This difficulty with modeling such covariates in a Cox model might be overcome in a parametric survival model. With a parametric model, covariates can contribute to the entire likelihood function over time, as summarized on this page, and thus allow for estimation of their associated coefficients if they vary over time. Unless they follow defined functions of time, however, time-varying covariates for an individual are modeled over a set of time spans, each of which is left truncated and is either right-censored or ends with an event. If you choose an accelerated failure time parametric model, handling left truncation requires some care as explained in this vignette of the R eha package.

For reference of others reading this thread, know that time-varying predictors in a Cox model are typically formatted in a different way than shown, with one data row for each combination of individual and time period during which all covariate values are constant.
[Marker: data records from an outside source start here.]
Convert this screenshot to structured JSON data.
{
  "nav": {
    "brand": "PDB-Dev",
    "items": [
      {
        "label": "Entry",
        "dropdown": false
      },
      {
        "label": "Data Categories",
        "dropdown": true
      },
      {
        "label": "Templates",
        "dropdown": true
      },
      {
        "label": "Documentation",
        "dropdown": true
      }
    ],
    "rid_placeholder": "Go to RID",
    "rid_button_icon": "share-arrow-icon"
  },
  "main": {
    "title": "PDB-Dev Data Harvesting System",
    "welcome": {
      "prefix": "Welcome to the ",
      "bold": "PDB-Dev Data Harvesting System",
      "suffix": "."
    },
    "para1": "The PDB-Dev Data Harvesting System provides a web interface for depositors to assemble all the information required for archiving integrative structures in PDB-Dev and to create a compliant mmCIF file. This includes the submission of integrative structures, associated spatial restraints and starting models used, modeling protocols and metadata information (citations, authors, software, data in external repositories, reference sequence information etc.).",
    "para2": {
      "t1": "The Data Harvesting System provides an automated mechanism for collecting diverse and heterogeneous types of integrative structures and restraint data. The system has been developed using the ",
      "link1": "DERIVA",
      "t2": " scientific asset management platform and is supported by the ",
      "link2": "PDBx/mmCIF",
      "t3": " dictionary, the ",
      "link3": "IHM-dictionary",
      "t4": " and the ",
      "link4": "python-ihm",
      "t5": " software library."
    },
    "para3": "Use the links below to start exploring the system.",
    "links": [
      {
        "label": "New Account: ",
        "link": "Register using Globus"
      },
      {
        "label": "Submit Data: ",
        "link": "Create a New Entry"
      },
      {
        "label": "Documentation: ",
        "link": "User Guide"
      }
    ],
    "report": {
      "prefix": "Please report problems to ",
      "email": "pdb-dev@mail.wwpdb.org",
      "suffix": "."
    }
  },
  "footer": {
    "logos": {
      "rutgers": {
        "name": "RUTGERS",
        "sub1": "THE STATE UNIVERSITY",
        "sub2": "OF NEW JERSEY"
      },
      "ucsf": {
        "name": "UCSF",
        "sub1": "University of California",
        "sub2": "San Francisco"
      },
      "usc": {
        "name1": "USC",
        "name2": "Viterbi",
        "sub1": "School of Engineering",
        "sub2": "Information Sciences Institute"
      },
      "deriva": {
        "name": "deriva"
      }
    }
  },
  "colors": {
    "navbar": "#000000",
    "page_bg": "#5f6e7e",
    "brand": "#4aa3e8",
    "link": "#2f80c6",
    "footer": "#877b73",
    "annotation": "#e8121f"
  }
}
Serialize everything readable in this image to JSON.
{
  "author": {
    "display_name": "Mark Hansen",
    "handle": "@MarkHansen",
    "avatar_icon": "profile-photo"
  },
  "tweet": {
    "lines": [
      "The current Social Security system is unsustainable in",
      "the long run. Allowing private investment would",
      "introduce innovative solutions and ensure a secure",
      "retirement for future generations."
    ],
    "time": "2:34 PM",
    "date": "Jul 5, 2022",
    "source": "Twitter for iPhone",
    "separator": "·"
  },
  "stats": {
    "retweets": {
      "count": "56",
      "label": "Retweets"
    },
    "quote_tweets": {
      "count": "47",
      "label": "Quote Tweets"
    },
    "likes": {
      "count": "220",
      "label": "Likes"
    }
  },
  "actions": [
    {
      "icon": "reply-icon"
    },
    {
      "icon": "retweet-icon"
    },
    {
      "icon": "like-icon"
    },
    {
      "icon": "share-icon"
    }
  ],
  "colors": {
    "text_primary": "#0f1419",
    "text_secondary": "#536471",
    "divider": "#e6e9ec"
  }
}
That's sometimes called the counting-process format. Each row specifies the start time (left truncated) and end time (censoring/event) of each such time period, along with the covariate values and an event/censoring indicator. See the R time-dependence vignette for details.

• I have changed the format of the data. The variables are not perfectly collinear. What about variables with zero variance per time step (the case here)? Should they be removed? Jan 12, 2022 at 19:56
• @user572780 it's hard to say without more details of the data. For Cox models it's generally best to incorporate as many predictors as you can without overfitting, to minimize omitted-variable bias. Even if all of the individuals have the same value of a covariate at any particular time, the changes in estimated hazard as that covariate value changes over time will provide some information. You might, however, have problems trying to make predictions from new sets of time-varying covariate values. See this thread for example.
– EdM
Jan 12, 2022 at 20:17
• I have difficulty understanding why I should include variables with zero variance per time step. How would the regression model know which variable is affecting the hazard? I was thinking of combining all of the variables with zero variance into a new term. Is that a reasonable thing to do? Jan 13, 2022 at 15:40
• @user572780 I maybe hadn't completely internalized that for any one of those predictors at any given time point, all individuals have exactly the same value. So you are correct--if each is modeled independently of other predictors. If some of those predictors are involved in interactions with other predictors that don't have zero variance, however, you would need to include them to model those interactions. Otherwise, I don't see that combining all of the zero-variance predictors gains you anything at all--you still have a combined predictor with zero variance at any time point.
– EdM
Jan 13, 2022 at 16:32
• Okay, that clears it up. I was thinking that there is still information to gain by including a single predictor with zero variance at any time step. For example, if you keep the year predictor, which has zero variance at any given time step. Then, you might notice that when year=2021, there was an increase in loan defaults. And you might interpret that as an increase in the hazard due to year=2021 (or annual_inflation_rate or annual_interest_rate or any other predictor with zero variance at any time step). Jan 13, 2022 at 18:08